(Records excerpted from a collection)
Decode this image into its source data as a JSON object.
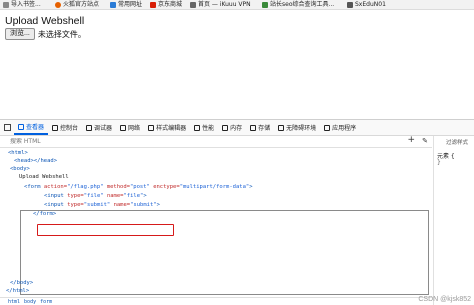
{
  "bookmarks": [
    {
      "label": "导入书签...",
      "icon": "import-icon",
      "color": "#888888"
    },
    {
      "label": "火狐官方站点",
      "icon": "firefox-icon",
      "color": "#e66000"
    },
    {
      "label": "常用网址",
      "icon": "folder-icon",
      "color": "#2a7bd6"
    },
    {
      "label": "京东商城",
      "icon": "jd-icon",
      "color": "#d81e06"
    },
    {
      "label": "首页 — iKuuu VPN",
      "icon": "page-icon",
      "color": "#666666"
    },
    {
      "label": "站长seo综合查询工具...",
      "icon": "seo-icon",
      "color": "#3a8a3a"
    },
    {
      "label": "SxEduN01",
      "icon": "page-icon",
      "color": "#555555"
    }
  ],
  "page": {
    "title": "Upload Webshell",
    "browse_label": "浏览...",
    "no_file_label": "未选择文件。"
  },
  "devtools": {
    "tabs": [
      {
        "label": "查看器",
        "icon": "inspector-icon",
        "active": true
      },
      {
        "label": "控制台",
        "icon": "console-icon",
        "active": false
      },
      {
        "label": "调试器",
        "icon": "debugger-icon",
        "active": false
      },
      {
        "label": "网络",
        "icon": "network-icon",
        "active": false
      },
      {
        "label": "样式编辑器",
        "icon": "style-editor-icon",
        "active": false
      },
      {
        "label": "性能",
        "icon": "performance-icon",
        "active": false
      },
      {
        "label": "内存",
        "icon": "memory-icon",
        "active": false
      },
      {
        "label": "存储",
        "icon": "storage-icon",
        "active": false
      },
      {
        "label": "无障碍环境",
        "icon": "accessibility-icon",
        "active": false
      },
      {
        "label": "应用程序",
        "icon": "application-icon",
        "active": false
      }
    ],
    "search_placeholder": "搜索 HTML",
    "side_filter_placeholder": "过滤样式",
    "side_label": "元素 {",
    "side_sub": "}",
    "tree": {
      "doctype": "<html>",
      "head": "<head></head>",
      "body_open": "<body>",
      "body_text": "Upload Webshell",
      "form_tag": "form",
      "form_action_attr": "action=",
      "form_action_val": "\"/flag.php\"",
      "form_method_attr": "method=",
      "form_method_val": "\"post\"",
      "form_enctype_attr": "enctype=",
      "form_enctype_val": "\"multipart/form-data\"",
      "input1_type_val": "\"file\"",
      "input1_name_val": "\"file\"",
      "input2_type_val": "\"submit\"",
      "input2_name_val": "\"submit\"",
      "input_tag": "input",
      "type_attr": "type=",
      "name_attr": "name=",
      "form_close": "</form>",
      "body_close": "</body>",
      "html_close": "</html>"
    },
    "breadcrumb": [
      "html",
      "body",
      "form"
    ]
  },
  "watermark": "CSDN @kjsk852"
}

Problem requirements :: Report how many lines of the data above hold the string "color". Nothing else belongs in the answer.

Your solution :: 7